REQUIREMENT: Filtering the records below, copy only those lines that include the word "Tacos".

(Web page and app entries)
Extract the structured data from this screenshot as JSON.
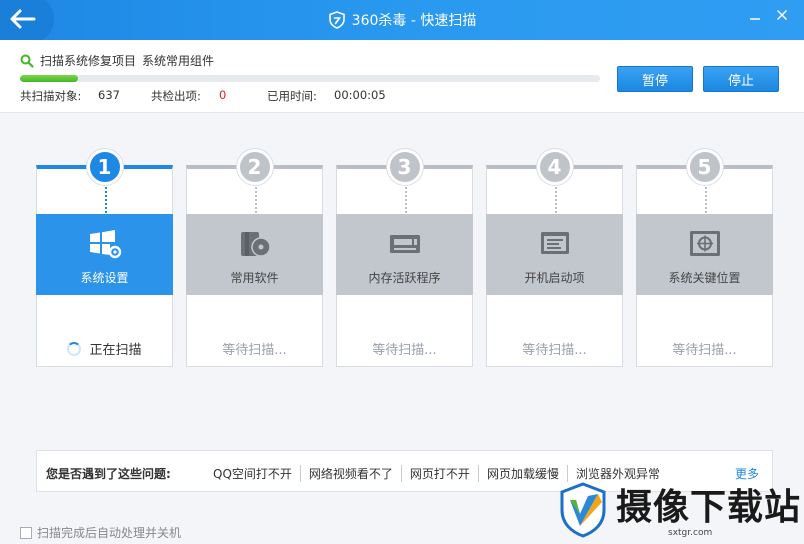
{
  "window": {
    "title": "360杀毒 - 快速扫描"
  },
  "status": {
    "scan_item": "扫描系统修复项目",
    "scan_sub": "系统常用组件",
    "progress": 0.1,
    "scanned_label": "共扫描对象:",
    "scanned_value": "637",
    "found_label": "共检出项:",
    "found_value": "0",
    "time_label": "已用时间:",
    "time_value": "00:00:05",
    "pause_label": "暂停",
    "stop_label": "停止"
  },
  "steps": [
    {
      "number": "1",
      "label": "系统设置",
      "state": "正在扫描",
      "icon": "windows-gear-icon"
    },
    {
      "number": "2",
      "label": "常用软件",
      "state": "等待扫描...",
      "icon": "software-disc-icon"
    },
    {
      "number": "3",
      "label": "内存活跃程序",
      "state": "等待扫描...",
      "icon": "memory-chip-icon"
    },
    {
      "number": "4",
      "label": "开机启动项",
      "state": "等待扫描...",
      "icon": "startup-screen-icon"
    },
    {
      "number": "5",
      "label": "系统关键位置",
      "state": "等待扫描...",
      "icon": "target-location-icon"
    }
  ],
  "problems": {
    "question": "您是否遇到了这些问题:",
    "links": [
      "QQ空间打不开",
      "网络视频看不了",
      "网页打不开",
      "网页加载缓慢",
      "浏览器外观异常"
    ],
    "more": "更多"
  },
  "footer": {
    "auto_shutdown": "扫描完成后自动处理并关机"
  },
  "watermark": {
    "text": "摄像下载站",
    "url": "sxtgr.com"
  },
  "colors": {
    "accent": "#1e88e5",
    "progress": "#45b724",
    "found": "#e02020",
    "inactive": "#c2c6cd"
  }
}
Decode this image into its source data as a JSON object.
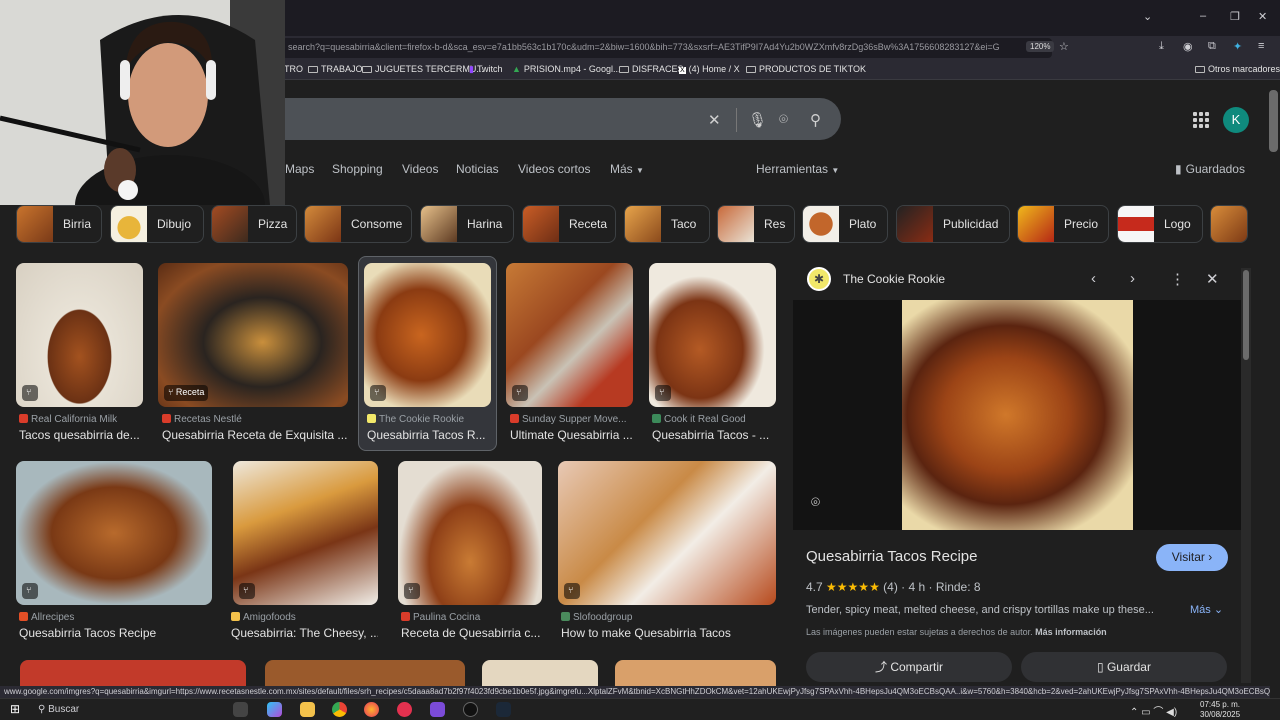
{
  "browser": {
    "url": "search?q=quesabirria&client=firefox-b-d&sca_esv=e7a1bb563c1b170c&udm=2&biw=1600&bih=773&sxsrf=AE3TifP9I7Ad4Yu2b0WZXmfv8rzDg36sBw%3A1756608283127&ei=G",
    "zoom": "120%",
    "bookmarks": [
      "TRO",
      "TRABAJO",
      "JUGUETES TERCERMU...",
      "Twitch",
      "PRISION.mp4 - Googl...",
      "DISFRACES",
      "(4) Home / X",
      "PRODUCTOS DE TIKTOK"
    ],
    "other_bookmarks": "Otros marcadores",
    "status_url": "www.google.com/imgres?q=quesabirria&imgurl=https://www.recetasnestle.com.mx/sites/default/files/srh_recipes/c5daaa8ad7b2f97f4023fd9cbe1b0e5f.jpg&imgrefu...XlptalZFvM&tbnid=XcBNGtHhZDOkCM&vet=12ahUKEwjPyJfsg7SPAxVhh-4BHepsJu4QM3oECBsQAA..i&w=5760&h=3840&hcb=2&ved=2ahUKEwjPyJfsg7SPAxVhh-4BHepsJu4QM3oECBsQAA"
  },
  "header": {
    "avatar_letter": "K",
    "tabs": [
      "Maps",
      "Shopping",
      "Videos",
      "Noticias",
      "Videos cortos",
      "Más"
    ],
    "tools": "Herramientas",
    "saved": "Guardados"
  },
  "chips": [
    "Birria",
    "Dibujo",
    "Pizza",
    "Consome",
    "Harina",
    "Receta",
    "Taco",
    "Res",
    "Plato",
    "Publicidad",
    "Precio",
    "Logo"
  ],
  "results_row1": [
    {
      "source": "Real California Milk",
      "title": "Tacos quesabirria de...",
      "badge": ""
    },
    {
      "source": "Recetas Nestlé",
      "title": "Quesabirria Receta de Exquisita ...",
      "badge": "Receta"
    },
    {
      "source": "The Cookie Rookie",
      "title": "Quesabirria Tacos R...",
      "badge": ""
    },
    {
      "source": "Sunday Supper Move...",
      "title": "Ultimate Quesabirria ...",
      "badge": ""
    },
    {
      "source": "Cook it Real Good",
      "title": "Quesabirria Tacos - ...",
      "badge": ""
    }
  ],
  "results_row2": [
    {
      "source": "Allrecipes",
      "title": "Quesabirria Tacos Recipe"
    },
    {
      "source": "Amigofoods",
      "title": "Quesabirria: The Cheesy, ..."
    },
    {
      "source": "Paulina Cocina",
      "title": "Receta de Quesabirria c..."
    },
    {
      "source": "Slofoodgroup",
      "title": "How to make Quesabirria Tacos"
    }
  ],
  "panel": {
    "site": "The Cookie Rookie",
    "title": "Quesabirria Tacos Recipe",
    "visit": "Visitar",
    "rating": "4.7",
    "stars": "★★★★★",
    "reviews": "(4)",
    "time": "4 h",
    "servings": "Rinde: 8",
    "description": "Tender, spicy meat, melted cheese, and crispy tortillas make up these...",
    "more": "Más",
    "rights": "Las imágenes pueden estar sujetas a derechos de autor.",
    "more_info": "Más información",
    "share": "Compartir",
    "save": "Guardar"
  },
  "taskbar": {
    "search": "Buscar",
    "time": "07:45 p. m.",
    "date": "30/08/2025"
  },
  "colors": {
    "accent": "#8ab4f8",
    "background": "#1f1f1f",
    "stars": "#fbbc04"
  }
}
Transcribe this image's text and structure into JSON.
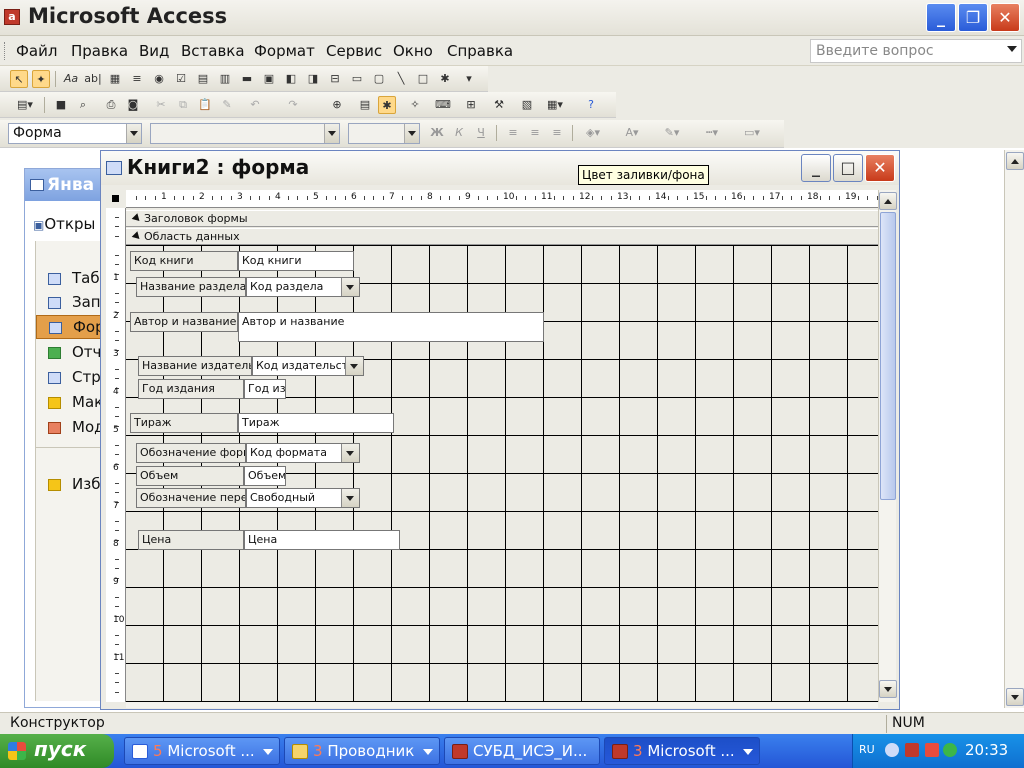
{
  "app": {
    "title": "Microsoft Access",
    "icon": "access-app-icon"
  },
  "menu": {
    "items": [
      "Файл",
      "Правка",
      "Вид",
      "Вставка",
      "Формат",
      "Сервис",
      "Окно",
      "Справка"
    ],
    "underline": [
      "Ф",
      "П",
      "В",
      "а",
      "Ф",
      "С",
      "О",
      "С"
    ],
    "ask_placeholder": "Введите вопрос"
  },
  "format_toolbar": {
    "object_combo": "Форма",
    "bold": "Ж",
    "italic": "К",
    "underline": "Ч",
    "font_color": "A"
  },
  "tooltip": "Цвет заливки/фона",
  "db_window": {
    "title": "Янва",
    "open_label": "Откры",
    "group_label": "О",
    "objects": [
      "Таб",
      "Зап",
      "Фор",
      "Отч",
      "Стр",
      "Мак",
      "Мод"
    ],
    "active_index": 2,
    "favorites": "Изб"
  },
  "form_window": {
    "title": "Книги2 : форма",
    "ruler_numbers": [
      "1",
      "2",
      "3",
      "4",
      "5",
      "6",
      "7",
      "8",
      "9",
      "10",
      "11",
      "12",
      "13",
      "14",
      "15",
      "16",
      "17",
      "18",
      "19"
    ],
    "vruler_numbers": [
      "1",
      "2",
      "3",
      "4",
      "5",
      "6",
      "7",
      "8",
      "9",
      "10",
      "11"
    ],
    "sections": {
      "header": "Заголовок формы",
      "detail": "Область данных"
    },
    "controls": [
      {
        "label": "Код книги",
        "field": "Код книги",
        "kind": "text"
      },
      {
        "label": "Название раздела",
        "field": "Код раздела",
        "kind": "combo"
      },
      {
        "label": "Автор и название",
        "field": "Автор и название",
        "kind": "text"
      },
      {
        "label": "Название издательства",
        "field": "Код издательства",
        "kind": "combo"
      },
      {
        "label": "Год издания",
        "field": "Год издания",
        "kind": "text"
      },
      {
        "label": "Тираж",
        "field": "Тираж",
        "kind": "text"
      },
      {
        "label": "Обозначение формата",
        "field": "Код формата",
        "kind": "combo"
      },
      {
        "label": "Объем",
        "field": "Объем",
        "kind": "text"
      },
      {
        "label": "Обозначение переплета",
        "field": "Свободный",
        "kind": "combo"
      },
      {
        "label": "Цена",
        "field": "Цена",
        "kind": "text"
      }
    ]
  },
  "statusbar": {
    "mode": "Конструктор",
    "num": "NUM"
  },
  "taskbar": {
    "start": "пуск",
    "tasks": [
      {
        "count": "5",
        "label": "Microsoft ...",
        "icon": "word-icon"
      },
      {
        "count": "3",
        "label": "Проводник",
        "icon": "folder-icon"
      },
      {
        "count": "",
        "label": "СУБД_ИСЭ_И...",
        "icon": "access-doc-icon"
      },
      {
        "count": "3",
        "label": "Microsoft ...",
        "icon": "access-app-icon"
      }
    ],
    "lang": "RU",
    "clock": "20:33"
  }
}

ANSWER BELOW:
      "title": "Tacos quesabirria de...",
      "title": "Quesabirria Tacos R...",
      "title": "Quesabirria Tacos - ...",
      "title": "Quesabirria Tacos Recipe"
      "title": "How to make Quesabirria Tacos"
    "title": "Quesabirria Tacos Recipe",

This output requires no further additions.